The Health of People & Environment in the Lake Victoria Basin (HoPE-LVB) is a 3-year project in rural areas of the Lake Victoria Basin in Uganda and Kenya that aims to provide underserved families and communities with knowledge and skills to improve reproductive health, reduce levels of poverty through livelihoods_and sustainably manage local natural resources. In 2012, HoPE-LVB conducted a baseline study to inform project design and determine baseline values for key outcome indicators.
Lake Victoria Basin covers an area of 250,000 km2 with the lake taking 68,000 km2. The basin has a population of 35 - 40 million people, with rapidly growing secondary towns, which has resulted in unplanned, sponteneous and unsustainable growth, run-down and non-existent basic infrastructure and services and significant negative impacts on the environment and fragile ecosystem of the lake.
The annual waterfowl counts is a project coordinated by NatureUganda secretariat through a team of volunteers who are bird enthusiasts. The programme is used as an avenue to train young biologists who are presumed to be the next people to continue with the programme and train others too. The water bird monitoring specifically provides clear description of water bird patterns (resident and migratory) including their roosting, feeding and/or breeding sites. It also estimates water bird numbers, providing baselines for species composition.
The Nakasongola District Climate Change Pilot Project documented and shared indigenous knowledge on climate change and contributed to the ongoing debates on how best to mitigate and adapt to climate change in the Nakasongola district in Uganda, while also informing practitioners' understanding of climate change causes, manifestations and effects at local levels. By creating awareness among local landowners and farmers on the value of indigenous tree species adapted to the harsh environment, the project decreased land clearing and persuaded farmers to preserve trees.
Integrating women smallholder farmers into the mainstream economy is key in order to increase their productivity, improve the quality of their commodities, gain a voice in decision-making around all aspects of the agriculture value chain and build adaptive capacity to mitigate climate change. NEPAD recognises the impact that climate change will have on African agriculture, especially African women farmers, and designed the five-year Gender, Climate Change and Agriculture Support Project (GCCASP) with support from the Norwegian government.
Thirty-six countries in sub-Saharan Africa have severe shortages of health workers. At least 2.3 trained health care providers are needed per 1,000 people to provide 80 percent of the population with skilled care at birth and child immunisation coverage. Nurses and midwives are on the frontline of health services in Africa.
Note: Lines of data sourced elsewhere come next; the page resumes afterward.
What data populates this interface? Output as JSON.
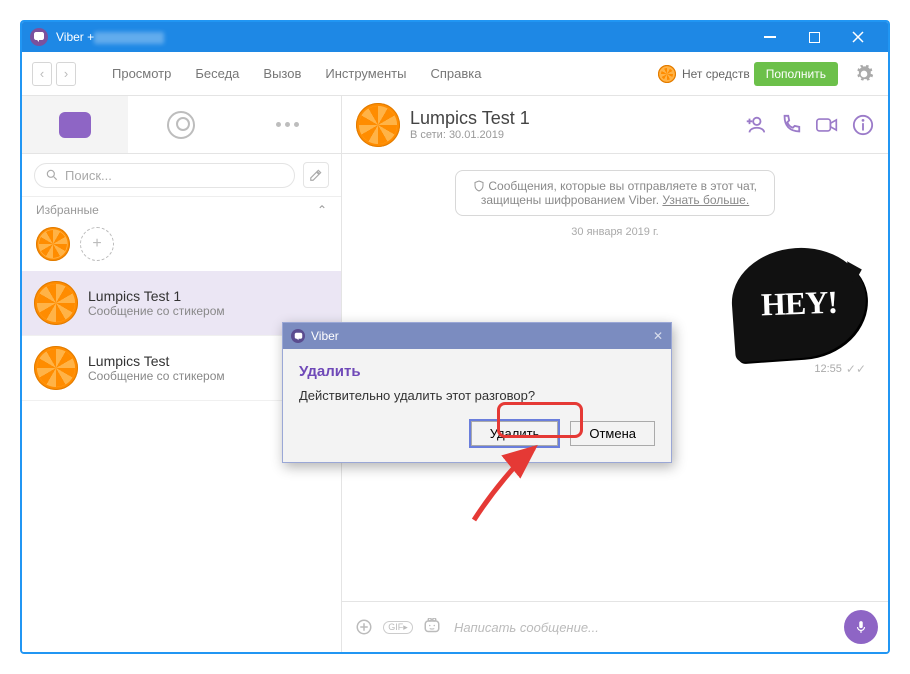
{
  "window": {
    "title_prefix": "Viber +"
  },
  "toolbar": {
    "menus": [
      "Просмотр",
      "Беседа",
      "Вызов",
      "Инструменты",
      "Справка"
    ],
    "balance_label": "Нет средств",
    "topup_label": "Пополнить"
  },
  "sidebar": {
    "search_placeholder": "Поиск...",
    "favorites_label": "Избранные",
    "chats": [
      {
        "name": "Lumpics Test 1",
        "preview": "Сообщение со стикером",
        "selected": true
      },
      {
        "name": "Lumpics Test",
        "preview": "Сообщение со стикером",
        "selected": false
      }
    ]
  },
  "conversation": {
    "title": "Lumpics Test 1",
    "status": "В сети: 30.01.2019",
    "system_msg": {
      "prefix": "Сообщения, которые вы отправляете в этот чат, защищены шифрованием Viber. ",
      "link": "Узнать больше."
    },
    "date_separator": "30 января 2019 г.",
    "sticker_text": "HEY!",
    "msg_time": "12:55",
    "composer_placeholder": "Написать сообщение..."
  },
  "dialog": {
    "titlebar": "Viber",
    "heading": "Удалить",
    "text": "Действительно удалить этот разговор?",
    "confirm": "Удалить",
    "cancel": "Отмена"
  }
}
Ensuring that they are provided with the necessary competencies to work and function properly is key in reducing the alarmingly high maternal and mortality rates in Africa.
Bussi Island is located in the Wakiso district, which suffers a deforestation rate of 86.7 percent. The leading cause of deforestation is the increased demand for agricultural land, charcoal and fuel wood by a rapidly growing population. The majority of villagers often cook using the three-brick/stone method, which requires massive consumption of firewood, increases carbon emissions and has serious consequences for people's health. Over time, women that use this method of cooking may suffer blurred vision and lung disease.
Musambwa Islands are some of the smallest islands located in Lake Victoria in the Rakai District. Despite their size, they support large populations of African breeding birds like the Grey Headed Gull, Greater Cormorant, Little Egret and the Long-tailed Cormorant. Due to their importance to birds of global significance, the islands have been recognized as an Important Bird Area. The islands are known to be the largest breeding site in Africa for Grey Headed Gulls.
Farm Forestry (FF) presents opportunities for the improvement of rural livelihoods and biodiversity conservation in Uganda. In a recently implemented project (Integrating FF and Biodiversity Conservation), a multiplicity of grown trees presented great potential, but also constraints when it came to sustaining FF for biodiversity conservation_projects. The constraints can present major setbacks if actual values of crops and trees components on people's farm lands do not explicitly translate into economic values.